This article was written by a labor market economist. He argues that income inequality has reduced consumer demand for goods and services. That, in turn, has reduced the demand for business investment. Consequently, the economic stagnation that has been underway for almost a decade is best explained as a shortfall in aggregate demand. We can't have a full employment economy under conditions of growing inequality.
Some liberal economists agree that we are suffering from a shortfall in aggregate demand. They also believe that monetary policy has been ineffective as a stimulus because interest rates are at the zero lower bound. They argue that fiscal stimulus is necessary but that governments have imposed fiscal austerity which has contributed to economic stagnation. Most of them do not believe that income inequality is responsible for economic stagnation.
Conservative economists also reject any relationship between economic stagnation and income inequality. They believe that the labor market is efficient and that labor market participants are rewarded or punished in relation to their contribution to output. They tend to reject the use of monetary policy or fiscal policy. Government intervention will only distort the efficient operation of the idealized competitive market that they worship.
One of the conclusions from this analysis is that soft core and hard core neoliberal models of the economy have shifted western economies away from the goal of a full employment economy. Stagnant growth in wages and consumer demand are the outcome of the move toward an economy that is driven by growth in corporate profits. The financial industry plays a more important role in this economy that it has in the past. So has a poorly managed globalization of the economy and the necessary liberalization of capital movement.
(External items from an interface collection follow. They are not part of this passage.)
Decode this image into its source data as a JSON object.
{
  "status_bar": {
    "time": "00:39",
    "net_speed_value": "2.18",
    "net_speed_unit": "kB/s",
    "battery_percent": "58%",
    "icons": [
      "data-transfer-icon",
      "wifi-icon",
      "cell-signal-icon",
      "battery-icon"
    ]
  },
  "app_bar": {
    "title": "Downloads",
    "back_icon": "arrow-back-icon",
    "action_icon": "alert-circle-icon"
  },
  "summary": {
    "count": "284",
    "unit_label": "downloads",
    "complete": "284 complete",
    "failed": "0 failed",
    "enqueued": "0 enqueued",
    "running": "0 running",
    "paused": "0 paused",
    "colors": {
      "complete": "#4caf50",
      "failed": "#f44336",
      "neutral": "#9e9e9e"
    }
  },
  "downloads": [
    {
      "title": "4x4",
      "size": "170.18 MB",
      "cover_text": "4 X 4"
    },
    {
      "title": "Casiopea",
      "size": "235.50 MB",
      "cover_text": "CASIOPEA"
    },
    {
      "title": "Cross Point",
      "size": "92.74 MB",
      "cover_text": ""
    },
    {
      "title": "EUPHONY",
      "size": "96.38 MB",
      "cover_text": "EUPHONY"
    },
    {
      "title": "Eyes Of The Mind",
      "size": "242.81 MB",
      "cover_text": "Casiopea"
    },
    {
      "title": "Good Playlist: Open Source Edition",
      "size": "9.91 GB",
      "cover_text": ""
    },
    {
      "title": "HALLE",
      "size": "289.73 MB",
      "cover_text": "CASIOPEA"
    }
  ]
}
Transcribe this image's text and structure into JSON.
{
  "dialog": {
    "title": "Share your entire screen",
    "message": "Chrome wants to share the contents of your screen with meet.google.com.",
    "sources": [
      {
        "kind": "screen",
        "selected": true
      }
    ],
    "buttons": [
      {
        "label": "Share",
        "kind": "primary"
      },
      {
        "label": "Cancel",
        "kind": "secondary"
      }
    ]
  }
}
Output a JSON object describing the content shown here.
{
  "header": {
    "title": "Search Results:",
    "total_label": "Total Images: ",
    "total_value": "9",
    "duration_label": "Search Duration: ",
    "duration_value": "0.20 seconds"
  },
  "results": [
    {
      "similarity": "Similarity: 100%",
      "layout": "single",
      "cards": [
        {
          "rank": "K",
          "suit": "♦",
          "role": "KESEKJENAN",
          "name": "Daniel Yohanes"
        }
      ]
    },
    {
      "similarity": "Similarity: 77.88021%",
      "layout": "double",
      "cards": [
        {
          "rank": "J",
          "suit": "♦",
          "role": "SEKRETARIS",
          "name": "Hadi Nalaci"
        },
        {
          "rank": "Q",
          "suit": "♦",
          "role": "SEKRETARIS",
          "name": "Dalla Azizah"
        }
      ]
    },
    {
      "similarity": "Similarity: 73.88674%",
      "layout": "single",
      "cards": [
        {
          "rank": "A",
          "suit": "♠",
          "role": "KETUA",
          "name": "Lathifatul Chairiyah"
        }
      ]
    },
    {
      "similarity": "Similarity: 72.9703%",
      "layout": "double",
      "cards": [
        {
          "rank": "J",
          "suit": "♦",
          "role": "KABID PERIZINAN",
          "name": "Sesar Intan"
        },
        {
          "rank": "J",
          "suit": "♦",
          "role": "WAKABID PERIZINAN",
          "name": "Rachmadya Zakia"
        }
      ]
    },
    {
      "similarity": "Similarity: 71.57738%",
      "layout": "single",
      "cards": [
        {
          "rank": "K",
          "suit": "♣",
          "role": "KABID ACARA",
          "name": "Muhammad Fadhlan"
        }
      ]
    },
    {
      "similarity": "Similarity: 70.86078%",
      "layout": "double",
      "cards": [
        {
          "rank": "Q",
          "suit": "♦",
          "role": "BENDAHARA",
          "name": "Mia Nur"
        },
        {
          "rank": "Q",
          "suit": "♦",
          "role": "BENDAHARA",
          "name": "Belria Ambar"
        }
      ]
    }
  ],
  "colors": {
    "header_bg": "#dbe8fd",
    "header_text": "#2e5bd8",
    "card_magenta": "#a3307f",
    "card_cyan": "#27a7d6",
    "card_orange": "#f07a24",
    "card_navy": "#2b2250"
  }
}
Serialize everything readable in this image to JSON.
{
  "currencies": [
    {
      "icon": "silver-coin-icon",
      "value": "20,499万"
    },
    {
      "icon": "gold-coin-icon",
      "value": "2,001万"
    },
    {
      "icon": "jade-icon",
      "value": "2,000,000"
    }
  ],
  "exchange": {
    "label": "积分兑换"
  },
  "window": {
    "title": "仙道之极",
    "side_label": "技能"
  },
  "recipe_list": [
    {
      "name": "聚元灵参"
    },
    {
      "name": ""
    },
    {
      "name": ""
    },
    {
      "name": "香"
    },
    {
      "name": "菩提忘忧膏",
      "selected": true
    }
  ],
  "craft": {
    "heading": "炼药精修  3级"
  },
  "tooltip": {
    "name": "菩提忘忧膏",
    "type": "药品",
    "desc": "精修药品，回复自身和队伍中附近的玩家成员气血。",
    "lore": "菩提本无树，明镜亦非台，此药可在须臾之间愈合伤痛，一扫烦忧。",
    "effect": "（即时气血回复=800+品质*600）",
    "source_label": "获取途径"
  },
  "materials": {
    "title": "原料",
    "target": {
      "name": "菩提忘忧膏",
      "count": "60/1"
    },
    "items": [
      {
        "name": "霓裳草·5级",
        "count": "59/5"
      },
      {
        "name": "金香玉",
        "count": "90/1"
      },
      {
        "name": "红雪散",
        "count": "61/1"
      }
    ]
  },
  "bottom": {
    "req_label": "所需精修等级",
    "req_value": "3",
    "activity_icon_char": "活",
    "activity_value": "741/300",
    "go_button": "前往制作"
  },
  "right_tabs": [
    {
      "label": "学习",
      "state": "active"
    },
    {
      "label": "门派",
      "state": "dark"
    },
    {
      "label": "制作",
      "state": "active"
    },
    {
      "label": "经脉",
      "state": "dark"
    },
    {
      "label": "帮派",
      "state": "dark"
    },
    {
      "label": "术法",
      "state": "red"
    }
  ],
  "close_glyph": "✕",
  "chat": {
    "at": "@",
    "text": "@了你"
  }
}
The article concludes with a presentation of an economic model based upon full employment and a well managed form of globalization. This model is based upon a rejection of the key assumptions that underlie soft core and hard core neoliberal ideology which continue to dominate our conception of the macro and micro economy. Understanding the role of these assumptions is probably more important than other contributions in this article. They continue to shape our view of the economic world in which we live.